Published: 28 June 2010



The use of biological annotation such as genes and pathways in the analysis of gene expression data has aided the identification of genes for follow-up studies and suggested functional information to uncharacterized genes. Several studies have applied similar methods to genome wide association studies and identified a number of disease related pathways. However, many questions remain on how to best approach this problem, such as whether there is a need to obtain a score to summarize association evidence at the gene level, and whether a pathway, dominated by just a few highly significant genes, is of interest.


We evaluated the performance of two pathway-based methods (Random Set, and Binomial approximation to the hypergeometric test) based on their applications to three data sets of Crohn's disease. We consider both the disease status as a phenotype as well as the residuals after conditioning on IL23R, a known Crohn's related gene, as a phenotype.


Our results show that Random Set method has the most power to identify disease related pathways. We confirm previously reported disease related pathways and provide evidence for IL-2 Receptor Beta Chain in T cell Activation and IL-9 signaling as Crohn's disease associated pathways.

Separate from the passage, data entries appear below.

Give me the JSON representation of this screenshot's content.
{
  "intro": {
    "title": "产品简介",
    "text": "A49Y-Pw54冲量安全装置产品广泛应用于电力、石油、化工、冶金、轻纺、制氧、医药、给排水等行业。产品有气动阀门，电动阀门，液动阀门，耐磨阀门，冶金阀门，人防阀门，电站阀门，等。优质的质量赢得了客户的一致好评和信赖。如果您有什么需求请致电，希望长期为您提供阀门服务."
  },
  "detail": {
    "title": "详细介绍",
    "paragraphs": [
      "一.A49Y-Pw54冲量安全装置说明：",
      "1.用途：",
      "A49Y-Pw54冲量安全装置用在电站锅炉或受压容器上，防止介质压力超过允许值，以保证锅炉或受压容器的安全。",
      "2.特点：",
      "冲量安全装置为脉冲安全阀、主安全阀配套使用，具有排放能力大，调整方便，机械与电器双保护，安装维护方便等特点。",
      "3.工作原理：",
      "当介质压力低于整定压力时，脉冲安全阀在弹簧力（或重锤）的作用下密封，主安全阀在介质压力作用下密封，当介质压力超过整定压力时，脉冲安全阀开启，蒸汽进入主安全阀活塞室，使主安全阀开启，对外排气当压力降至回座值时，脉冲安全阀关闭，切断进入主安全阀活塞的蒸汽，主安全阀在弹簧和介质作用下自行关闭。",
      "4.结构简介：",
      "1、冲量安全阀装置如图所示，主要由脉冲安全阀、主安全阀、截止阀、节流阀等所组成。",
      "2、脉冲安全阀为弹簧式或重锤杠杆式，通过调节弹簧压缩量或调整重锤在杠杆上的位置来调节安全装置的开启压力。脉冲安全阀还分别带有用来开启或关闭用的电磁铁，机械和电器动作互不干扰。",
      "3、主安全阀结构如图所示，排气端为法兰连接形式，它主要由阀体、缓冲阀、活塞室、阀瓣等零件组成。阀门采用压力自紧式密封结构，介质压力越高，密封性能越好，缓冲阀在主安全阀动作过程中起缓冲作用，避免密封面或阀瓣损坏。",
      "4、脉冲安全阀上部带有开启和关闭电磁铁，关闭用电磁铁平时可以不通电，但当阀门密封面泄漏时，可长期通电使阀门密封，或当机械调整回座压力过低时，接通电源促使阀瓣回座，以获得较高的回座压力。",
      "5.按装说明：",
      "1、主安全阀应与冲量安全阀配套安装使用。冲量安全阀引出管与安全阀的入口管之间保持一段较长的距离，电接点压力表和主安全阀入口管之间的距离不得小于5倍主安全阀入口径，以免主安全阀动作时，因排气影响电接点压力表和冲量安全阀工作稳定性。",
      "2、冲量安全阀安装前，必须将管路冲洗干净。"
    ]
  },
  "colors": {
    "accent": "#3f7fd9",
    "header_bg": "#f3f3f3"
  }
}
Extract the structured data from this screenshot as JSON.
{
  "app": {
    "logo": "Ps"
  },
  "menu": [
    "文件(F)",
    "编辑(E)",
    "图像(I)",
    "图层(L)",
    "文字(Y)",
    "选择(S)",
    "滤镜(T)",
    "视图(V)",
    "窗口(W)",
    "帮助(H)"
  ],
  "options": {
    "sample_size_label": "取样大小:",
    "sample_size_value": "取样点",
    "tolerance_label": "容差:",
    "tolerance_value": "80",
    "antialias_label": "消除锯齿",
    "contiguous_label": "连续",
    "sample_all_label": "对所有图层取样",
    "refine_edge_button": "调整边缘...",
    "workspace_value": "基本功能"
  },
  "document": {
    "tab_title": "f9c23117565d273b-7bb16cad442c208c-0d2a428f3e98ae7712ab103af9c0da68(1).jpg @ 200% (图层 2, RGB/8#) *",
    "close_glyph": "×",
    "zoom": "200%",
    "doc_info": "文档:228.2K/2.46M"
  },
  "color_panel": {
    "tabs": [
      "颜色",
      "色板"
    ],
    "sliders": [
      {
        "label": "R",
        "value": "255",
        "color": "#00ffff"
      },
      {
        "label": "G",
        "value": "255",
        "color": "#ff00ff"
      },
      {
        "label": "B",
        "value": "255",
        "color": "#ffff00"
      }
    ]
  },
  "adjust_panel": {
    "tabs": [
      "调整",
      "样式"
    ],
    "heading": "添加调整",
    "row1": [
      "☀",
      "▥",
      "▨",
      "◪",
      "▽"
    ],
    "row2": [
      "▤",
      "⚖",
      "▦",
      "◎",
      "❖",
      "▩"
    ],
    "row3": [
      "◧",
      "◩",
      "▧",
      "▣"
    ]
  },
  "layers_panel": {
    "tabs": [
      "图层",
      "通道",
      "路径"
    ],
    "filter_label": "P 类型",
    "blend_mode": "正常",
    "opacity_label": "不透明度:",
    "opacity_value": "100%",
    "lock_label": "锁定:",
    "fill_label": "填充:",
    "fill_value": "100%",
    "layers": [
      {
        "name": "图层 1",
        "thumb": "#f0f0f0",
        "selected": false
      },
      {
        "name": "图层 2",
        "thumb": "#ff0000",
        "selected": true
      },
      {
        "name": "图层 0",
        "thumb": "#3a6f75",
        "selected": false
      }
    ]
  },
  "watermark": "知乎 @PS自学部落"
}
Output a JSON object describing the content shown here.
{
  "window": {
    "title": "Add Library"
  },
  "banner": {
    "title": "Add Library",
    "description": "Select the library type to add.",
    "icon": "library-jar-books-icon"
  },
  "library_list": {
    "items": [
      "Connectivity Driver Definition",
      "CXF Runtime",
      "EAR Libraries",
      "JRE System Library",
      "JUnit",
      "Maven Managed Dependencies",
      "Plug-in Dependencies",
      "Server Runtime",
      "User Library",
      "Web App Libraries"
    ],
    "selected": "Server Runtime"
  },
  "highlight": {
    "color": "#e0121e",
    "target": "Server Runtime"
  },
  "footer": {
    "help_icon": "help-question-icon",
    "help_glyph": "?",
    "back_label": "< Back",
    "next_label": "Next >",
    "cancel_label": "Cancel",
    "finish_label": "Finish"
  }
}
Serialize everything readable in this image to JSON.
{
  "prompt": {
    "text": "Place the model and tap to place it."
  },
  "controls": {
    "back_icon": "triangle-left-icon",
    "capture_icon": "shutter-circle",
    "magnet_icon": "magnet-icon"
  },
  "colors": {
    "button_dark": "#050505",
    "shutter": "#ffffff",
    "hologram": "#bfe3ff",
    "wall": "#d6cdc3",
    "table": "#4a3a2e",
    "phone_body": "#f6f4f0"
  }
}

Our results highlight the need to apply powerful gene score methods prior to pathway enrichment tests, and that controlling for genes that attain genome wide significance enable further biological insight.